- **WORK ITEM**:
Restate the entries below word for word, leaving nothing out.

- **Web page and app entries**:
-=-=-=-=-
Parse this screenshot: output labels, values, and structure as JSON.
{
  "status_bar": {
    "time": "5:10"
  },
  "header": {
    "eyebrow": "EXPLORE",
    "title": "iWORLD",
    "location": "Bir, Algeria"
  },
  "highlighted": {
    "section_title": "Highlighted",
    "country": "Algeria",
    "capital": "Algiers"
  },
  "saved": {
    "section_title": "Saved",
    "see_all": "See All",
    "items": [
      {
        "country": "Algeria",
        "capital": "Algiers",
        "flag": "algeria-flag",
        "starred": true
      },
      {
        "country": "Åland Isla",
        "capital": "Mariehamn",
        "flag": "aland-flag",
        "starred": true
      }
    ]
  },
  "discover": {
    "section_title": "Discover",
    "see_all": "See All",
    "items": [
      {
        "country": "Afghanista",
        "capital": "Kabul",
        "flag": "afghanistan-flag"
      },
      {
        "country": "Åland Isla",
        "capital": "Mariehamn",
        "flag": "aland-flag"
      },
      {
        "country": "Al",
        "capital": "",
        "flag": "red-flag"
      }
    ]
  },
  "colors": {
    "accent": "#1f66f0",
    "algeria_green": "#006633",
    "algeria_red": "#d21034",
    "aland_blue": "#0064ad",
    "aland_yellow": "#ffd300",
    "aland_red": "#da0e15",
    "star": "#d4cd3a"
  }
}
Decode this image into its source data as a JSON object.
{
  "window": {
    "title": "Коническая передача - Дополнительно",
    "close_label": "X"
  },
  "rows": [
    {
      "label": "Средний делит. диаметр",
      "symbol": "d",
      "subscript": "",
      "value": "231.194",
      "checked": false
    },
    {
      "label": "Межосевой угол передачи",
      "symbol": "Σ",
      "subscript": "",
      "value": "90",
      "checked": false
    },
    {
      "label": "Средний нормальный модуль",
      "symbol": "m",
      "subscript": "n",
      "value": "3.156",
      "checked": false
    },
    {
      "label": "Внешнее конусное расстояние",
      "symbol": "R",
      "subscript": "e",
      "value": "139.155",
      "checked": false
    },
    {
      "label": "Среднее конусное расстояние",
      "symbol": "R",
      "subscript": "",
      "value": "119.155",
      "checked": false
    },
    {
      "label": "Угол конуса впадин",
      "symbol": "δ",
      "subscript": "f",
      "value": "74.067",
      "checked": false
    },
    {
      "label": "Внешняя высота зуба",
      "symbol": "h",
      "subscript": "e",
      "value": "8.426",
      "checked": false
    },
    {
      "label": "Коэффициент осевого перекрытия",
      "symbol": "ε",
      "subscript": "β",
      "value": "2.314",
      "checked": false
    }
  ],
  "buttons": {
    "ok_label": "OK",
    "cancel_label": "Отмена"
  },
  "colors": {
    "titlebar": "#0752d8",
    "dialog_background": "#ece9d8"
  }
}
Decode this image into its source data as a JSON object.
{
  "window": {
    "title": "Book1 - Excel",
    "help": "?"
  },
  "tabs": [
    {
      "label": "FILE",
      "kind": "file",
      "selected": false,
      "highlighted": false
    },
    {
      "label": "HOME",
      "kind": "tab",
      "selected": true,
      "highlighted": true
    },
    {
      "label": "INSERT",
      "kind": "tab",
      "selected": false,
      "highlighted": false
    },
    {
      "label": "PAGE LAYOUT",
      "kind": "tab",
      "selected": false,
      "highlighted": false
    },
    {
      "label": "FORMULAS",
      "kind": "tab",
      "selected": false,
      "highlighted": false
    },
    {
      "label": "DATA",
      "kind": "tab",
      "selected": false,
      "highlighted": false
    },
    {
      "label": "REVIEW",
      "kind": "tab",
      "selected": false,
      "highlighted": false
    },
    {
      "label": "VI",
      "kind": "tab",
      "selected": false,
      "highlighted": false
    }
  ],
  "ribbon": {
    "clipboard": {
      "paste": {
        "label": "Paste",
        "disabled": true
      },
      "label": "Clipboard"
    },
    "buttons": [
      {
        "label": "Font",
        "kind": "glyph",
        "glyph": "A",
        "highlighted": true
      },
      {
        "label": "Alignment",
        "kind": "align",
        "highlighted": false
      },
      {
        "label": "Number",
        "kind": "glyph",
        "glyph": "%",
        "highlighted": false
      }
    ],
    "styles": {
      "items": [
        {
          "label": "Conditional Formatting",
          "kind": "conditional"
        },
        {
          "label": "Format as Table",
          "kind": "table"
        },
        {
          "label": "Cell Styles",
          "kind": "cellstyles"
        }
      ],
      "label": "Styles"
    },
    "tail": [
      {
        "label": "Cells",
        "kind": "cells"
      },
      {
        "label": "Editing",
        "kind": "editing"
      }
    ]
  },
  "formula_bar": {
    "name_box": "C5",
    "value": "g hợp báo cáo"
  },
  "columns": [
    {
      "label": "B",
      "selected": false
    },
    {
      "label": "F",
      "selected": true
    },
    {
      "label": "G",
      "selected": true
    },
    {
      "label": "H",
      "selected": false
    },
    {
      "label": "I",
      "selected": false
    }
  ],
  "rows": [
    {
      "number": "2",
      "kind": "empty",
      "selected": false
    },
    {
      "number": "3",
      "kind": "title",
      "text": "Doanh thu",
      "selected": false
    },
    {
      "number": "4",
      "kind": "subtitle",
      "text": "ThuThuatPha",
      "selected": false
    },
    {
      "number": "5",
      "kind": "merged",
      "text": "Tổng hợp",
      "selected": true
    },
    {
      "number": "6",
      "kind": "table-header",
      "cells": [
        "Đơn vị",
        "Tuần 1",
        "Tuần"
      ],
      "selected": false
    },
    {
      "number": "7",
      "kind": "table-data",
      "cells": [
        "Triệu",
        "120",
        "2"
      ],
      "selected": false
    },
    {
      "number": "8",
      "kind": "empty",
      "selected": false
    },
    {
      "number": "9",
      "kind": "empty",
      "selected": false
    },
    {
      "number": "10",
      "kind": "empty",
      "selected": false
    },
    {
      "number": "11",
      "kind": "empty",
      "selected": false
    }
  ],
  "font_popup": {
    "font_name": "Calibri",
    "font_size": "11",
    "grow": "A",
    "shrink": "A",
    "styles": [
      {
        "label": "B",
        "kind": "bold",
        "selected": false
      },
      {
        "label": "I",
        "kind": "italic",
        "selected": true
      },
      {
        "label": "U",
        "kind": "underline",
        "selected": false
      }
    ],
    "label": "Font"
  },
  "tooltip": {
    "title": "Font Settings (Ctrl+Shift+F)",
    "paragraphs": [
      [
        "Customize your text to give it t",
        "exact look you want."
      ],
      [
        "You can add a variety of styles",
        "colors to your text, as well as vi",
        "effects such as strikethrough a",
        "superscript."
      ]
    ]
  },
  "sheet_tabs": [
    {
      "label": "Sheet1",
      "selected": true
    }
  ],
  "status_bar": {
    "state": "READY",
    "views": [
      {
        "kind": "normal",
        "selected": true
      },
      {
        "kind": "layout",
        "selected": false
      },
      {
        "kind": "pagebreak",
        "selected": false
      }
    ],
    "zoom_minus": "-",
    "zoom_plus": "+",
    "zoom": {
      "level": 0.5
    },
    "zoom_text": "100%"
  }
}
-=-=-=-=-
- **EXERCISE OUTPUT**:
Parse this screenshot: output labels, values, and structure as JSON.
{
  "status_bar": {
    "time": "5:10"
  },
  "header": {
    "eyebrow": "EXPLORE",
    "title": "iWORLD",
    "location": "Bir, Algeria"
  },
  "highlighted": {
    "section_title": "Highlighted",
    "country": "Algeria",
    "capital": "Algiers"
  },
  "saved": {
    "section_title": "Saved",
    "see_all": "See All",
    "items": [
      {
        "country": "Algeria",
        "capital": "Algiers",
        "flag": "algeria-flag",
        "starred": true
      },
      {
        "country": "Åland Isla",
        "capital": "Mariehamn",
        "flag": "aland-flag",
        "starred": true
      }
    ]
  },
  "discover": {
    "section_title": "Discover",
    "see_all": "See All",
    "items": [
      {
        "country": "Afghanista",
        "capital": "Kabul",
        "flag": "afghanistan-flag"
      },
      {
        "country": "Åland Isla",
        "capital": "Mariehamn",
        "flag": "aland-flag"
      },
      {
        "country": "Al",
        "capital": "",
        "flag": "red-flag"
      }
    ]
  },
  "colors": {
    "accent": "#1f66f0",
    "algeria_green": "#006633",
    "algeria_red": "#d21034",
    "aland_blue": "#0064ad",
    "aland_yellow": "#ffd300",
    "aland_red": "#da0e15",
    "star": "#d4cd3a"
  }
}
Decode this image into its source data as a JSON object.
{
  "window": {
    "title": "Коническая передача - Дополнительно",
    "close_label": "X"
  },
  "rows": [
    {
      "label": "Средний делит. диаметр",
      "symbol": "d",
      "subscript": "",
      "value": "231.194",
      "checked": false
    },
    {
      "label": "Межосевой угол передачи",
      "symbol": "Σ",
      "subscript": "",
      "value": "90",
      "checked": false
    },
    {
      "label": "Средний нормальный модуль",
      "symbol": "m",
      "subscript": "n",
      "value": "3.156",
      "checked": false
    },
    {
      "label": "Внешнее конусное расстояние",
      "symbol": "R",
      "subscript": "e",
      "value": "139.155",
      "checked": false
    },
    {
      "label": "Среднее конусное расстояние",
      "symbol": "R",
      "subscript": "",
      "value": "119.155",
      "checked": false
    },
    {
      "label": "Угол конуса впадин",
      "symbol": "δ",
      "subscript": "f",
      "value": "74.067",
      "checked": false
    },
    {
      "label": "Внешняя высота зуба",
      "symbol": "h",
      "subscript": "e",
      "value": "8.426",
      "checked": false
    },
    {
      "label": "Коэффициент осевого перекрытия",
      "symbol": "ε",
      "subscript": "β",
      "value": "2.314",
      "checked": false
    }
  ],
  "buttons": {
    "ok_label": "OK",
    "cancel_label": "Отмена"
  },
  "colors": {
    "titlebar": "#0752d8",
    "dialog_background": "#ece9d8"
  }
}
Decode this image into its source data as a JSON object.
{
  "window": {
    "title": "Book1 - Excel",
    "help": "?"
  },
  "tabs": [
    {
      "label": "FILE",
      "kind": "file",
      "selected": false,
      "highlighted": false
    },
    {
      "label": "HOME",
      "kind": "tab",
      "selected": true,
      "highlighted": true
    },
    {
      "label": "INSERT",
      "kind": "tab",
      "selected": false,
      "highlighted": false
    },
    {
      "label": "PAGE LAYOUT",
      "kind": "tab",
      "selected": false,
      "highlighted": false
    },
    {
      "label": "FORMULAS",
      "kind": "tab",
      "selected": false,
      "highlighted": false
    },
    {
      "label": "DATA",
      "kind": "tab",
      "selected": false,
      "highlighted": false
    },
    {
      "label": "REVIEW",
      "kind": "tab",
      "selected": false,
      "highlighted": false
    },
    {
      "label": "VI",
      "kind": "tab",
      "selected": false,
      "highlighted": false
    }
  ],
  "ribbon": {
    "clipboard": {
      "paste": {
        "label": "Paste",
        "disabled": true
      },
      "label": "Clipboard"
    },
    "buttons": [
      {
        "label": "Font",
        "kind": "glyph",
        "glyph": "A",
        "highlighted": true
      },
      {
        "label": "Alignment",
        "kind": "align",
        "highlighted": false
      },
      {
        "label": "Number",
        "kind": "glyph",
        "glyph": "%",
        "highlighted": false
      }
    ],
    "styles": {
      "items": [
        {
          "label": "Conditional Formatting",
          "kind": "conditional"
        },
        {
          "label": "Format as Table",
          "kind": "table"
        },
        {
          "label": "Cell Styles",
          "kind": "cellstyles"
        }
      ],
      "label": "Styles"
    },
    "tail": [
      {
        "label": "Cells",
        "kind": "cells"
      },
      {
        "label": "Editing",
        "kind": "editing"
      }
    ]
  },
  "formula_bar": {
    "name_box": "C5",
    "value": "g hợp báo cáo"
  },
  "columns": [
    {
      "label": "B",
      "selected": false
    },
    {
      "label": "F",
      "selected": true
    },
    {
      "label": "G",
      "selected": true
    },
    {
      "label": "H",
      "selected": false
    },
    {
      "label": "I",
      "selected": false
    }
  ],
  "rows": [
    {
      "number": "2",
      "kind": "empty",
      "selected": false
    },
    {
      "number": "3",
      "kind": "title",
      "text": "Doanh thu",
      "selected": false
    },
    {
      "number": "4",
      "kind": "subtitle",
      "text": "ThuThuatPha",
      "selected": false
    },
    {
      "number": "5",
      "kind": "merged",
      "text": "Tổng hợp",
      "selected": true
    },
    {
      "number": "6",
      "kind": "table-header",
      "cells": [
        "Đơn vị",
        "Tuần 1",
        "Tuần"
      ],
      "selected": false
    },
    {
      "number": "7",
      "kind": "table-data",
      "cells": [
        "Triệu",
        "120",
        "2"
      ],
      "selected": false
    },
    {
      "number": "8",
      "kind": "empty",
      "selected": false
    },
    {
      "number": "9",
      "kind": "empty",
      "selected": false
    },
    {
      "number": "10",
      "kind": "empty",
      "selected": false
    },
    {
      "number": "11",
      "kind": "empty",
      "selected": false
    }
  ],
  "font_popup": {
    "font_name": "Calibri",
    "font_size": "11",
    "grow": "A",
    "shrink": "A",
    "styles": [
      {
        "label": "B",
        "kind": "bold",
        "selected": false
      },
      {
        "label": "I",
        "kind": "italic",
        "selected": true
      },
      {
        "label": "U",
        "kind": "underline",
        "selected": false
      }
    ],
    "label": "Font"
  },
  "tooltip": {
    "title": "Font Settings (Ctrl+Shift+F)",
    "paragraphs": [
      [
        "Customize your text to give it t",
        "exact look you want."
      ],
      [
        "You can add a variety of styles",
        "colors to your text, as well as vi",
        "effects such as strikethrough a",
        "superscript."
      ]
    ]
  },
  "sheet_tabs": [
    {
      "label": "Sheet1",
      "selected": true
    }
  ],
  "status_bar": {
    "state": "READY",
    "views": [
      {
        "kind": "normal",
        "selected": true
      },
      {
        "kind": "layout",
        "selected": false
      },
      {
        "kind": "pagebreak",
        "selected": false
      }
    ],
    "zoom_minus": "-",
    "zoom_plus": "+",
    "zoom": {
      "level": 0.5
    },
    "zoom_text": "100%"
  }
}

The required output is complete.